Water Violet for Unfriendliness
Those aloof, standoffish pets who really don’t seem to care for a nice head scratch or other forms of affection may benefit from water violet.
Vervain for Over-enthusiasm
Do you have a pet that is just super excited and wants to be involved in whatever is in his environment? I know I do. If I’m hugging someone, he sticks his head in to be part of the hug. If there’s a slight noise, he leaps up to investigate. This is why he gets vervain.
Walnut for Periods of Change
This remedy is ideal for moving to a new home. It can help the animal adjust to the new environment, so keep this one handy for big changes like this.
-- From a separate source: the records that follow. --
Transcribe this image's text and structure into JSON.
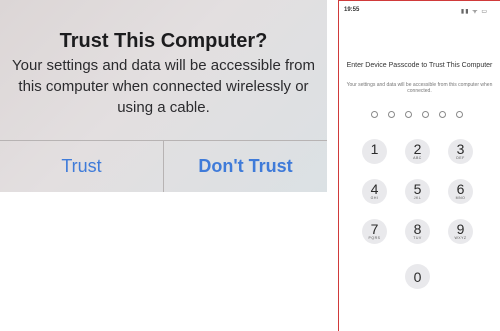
{
  "alert": {
    "title": "Trust This Computer?",
    "message": "Your settings and data will be accessible from this computer when connected wirelessly or using a cable.",
    "trust_label": "Trust",
    "dont_trust_label": "Don't Trust"
  },
  "phone": {
    "status_time": "19:55",
    "status_icons": "▮▮ ᯤ ▭",
    "passcode_title": "Enter Device Passcode to Trust This Computer",
    "passcode_message": "Your settings and data will be accessible from this computer when connected.",
    "keys": [
      {
        "num": "1",
        "letters": ""
      },
      {
        "num": "2",
        "letters": "ABC"
      },
      {
        "num": "3",
        "letters": "DEF"
      },
      {
        "num": "4",
        "letters": "GHI"
      },
      {
        "num": "5",
        "letters": "JKL"
      },
      {
        "num": "6",
        "letters": "MNO"
      },
      {
        "num": "7",
        "letters": "PQRS"
      },
      {
        "num": "8",
        "letters": "TUV"
      },
      {
        "num": "9",
        "letters": "WXYZ"
      },
      {
        "num": "0",
        "letters": ""
      }
    ]
  },
  "colors": {
    "button_blue": "#3f7bd9",
    "divider_red": "#d03a3a",
    "key_background": "#e9e9ec"
  }
}
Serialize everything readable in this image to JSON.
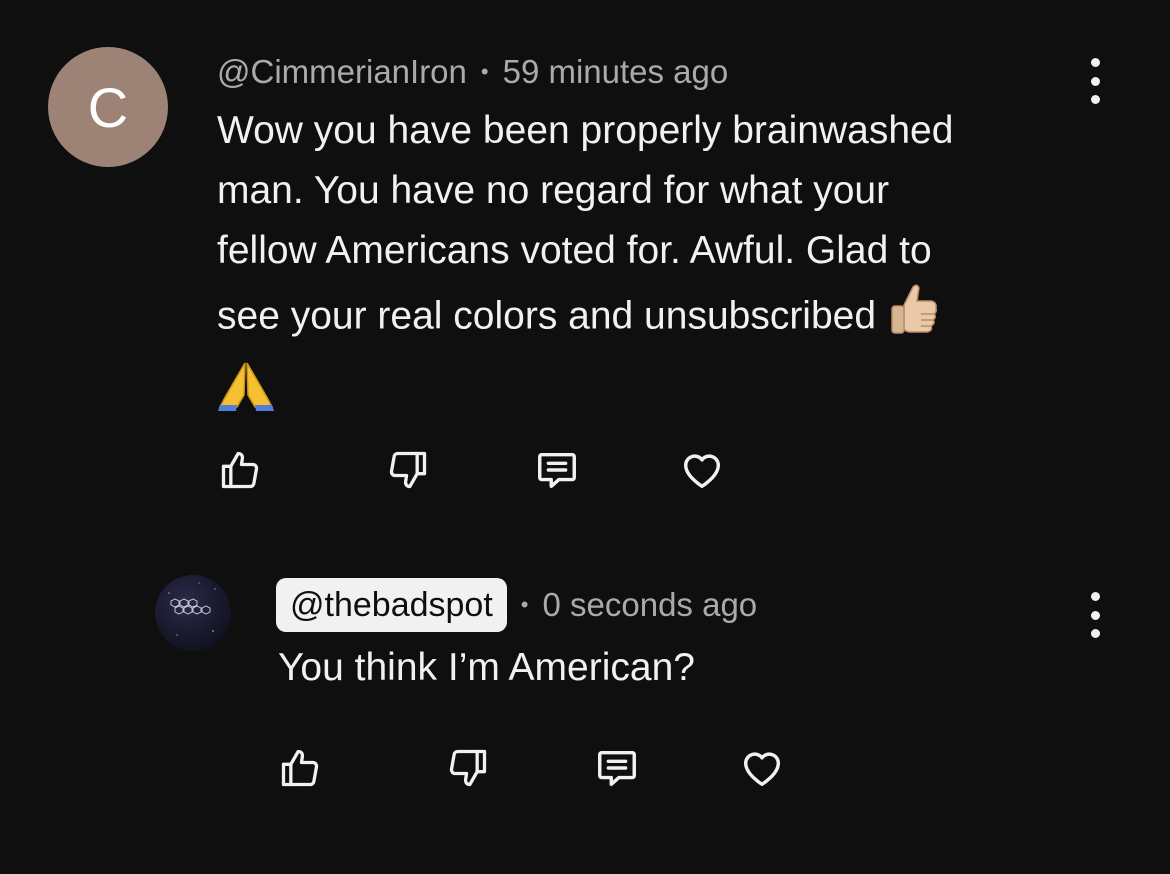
{
  "comments": [
    {
      "avatar_letter": "C",
      "avatar_color": "#9c8376",
      "handle": "@CimmerianIron",
      "separator": "•",
      "time": "59 minutes ago",
      "text": "Wow you have been properly brainwashed\nman. You have no regard for what your\nfellow Americans voted for. Awful. Glad to\nsee your real colors and unsubscribed",
      "emoji_inline": "thumbs-up",
      "emoji_after": "folded-hands",
      "actions": [
        "like-icon",
        "dislike-icon",
        "reply-icon",
        "heart-icon"
      ]
    },
    {
      "avatar_image": "the-bad-spot-logo",
      "avatar_logo_text": "THE BAD SPOT",
      "handle": "@thebadspot",
      "separator": "•",
      "time": "0 seconds ago",
      "text": "You think I’m American?",
      "actions": [
        "like-icon",
        "dislike-icon",
        "reply-icon",
        "heart-icon"
      ]
    }
  ],
  "colors": {
    "background": "#0f0f0f",
    "text": "#f1f1f1",
    "meta": "#aaaaaa"
  }
}
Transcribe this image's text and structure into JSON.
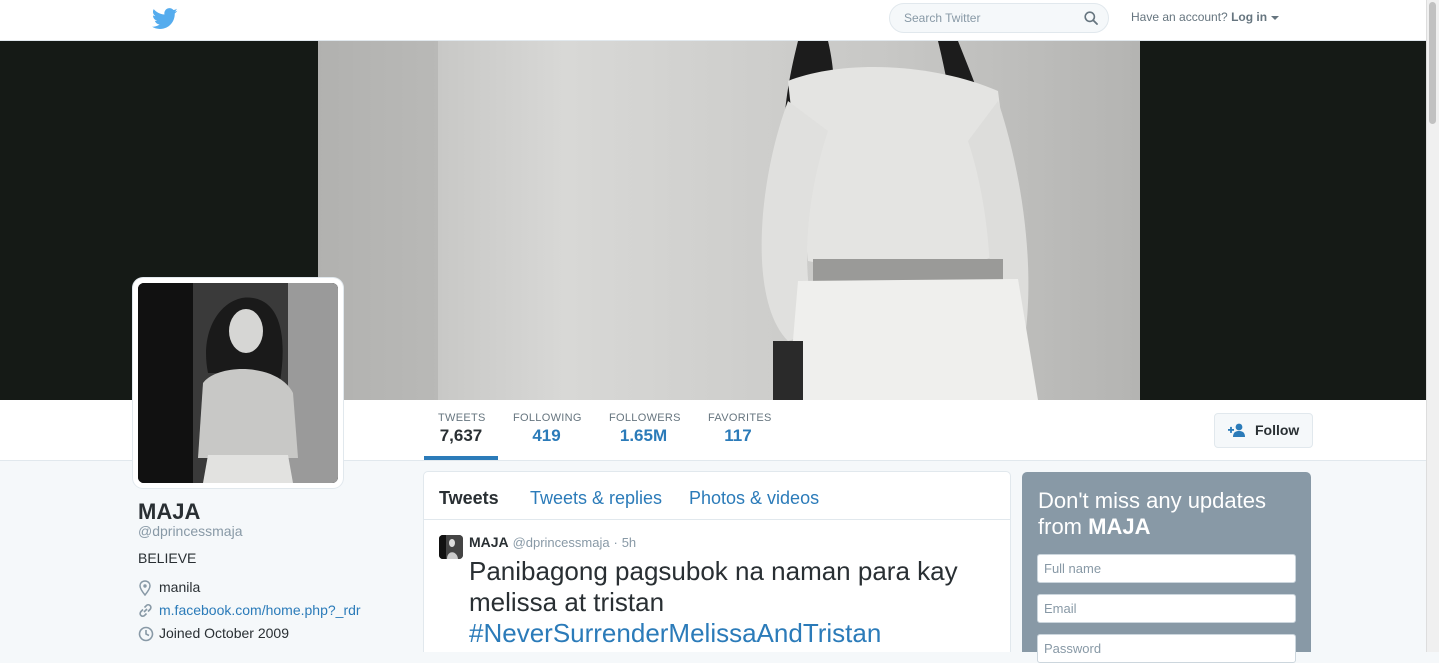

Flower remedies are a great supportive tool for emotional issues you are seeing in your pet (and yourself). They can be used with other tools, like training, to help your pet maintain a more balanced self.
Jessica Peralta has been a journalist for more than 15 years and an animal lover all her life. She has had dogs, cats, birds, turtles, fish, frogs, and rabbits. Her current children are a German shepherd named Guinness and a black kitten named Riot (and he lives up to that name). It’s because of her love for animals that she focused her journalistic career to the world of holistic animal care and pet nutrition. In between keeping Riot and Guinness out of mischief, she’s constantly learning about all the ways she can make them healthier and happier.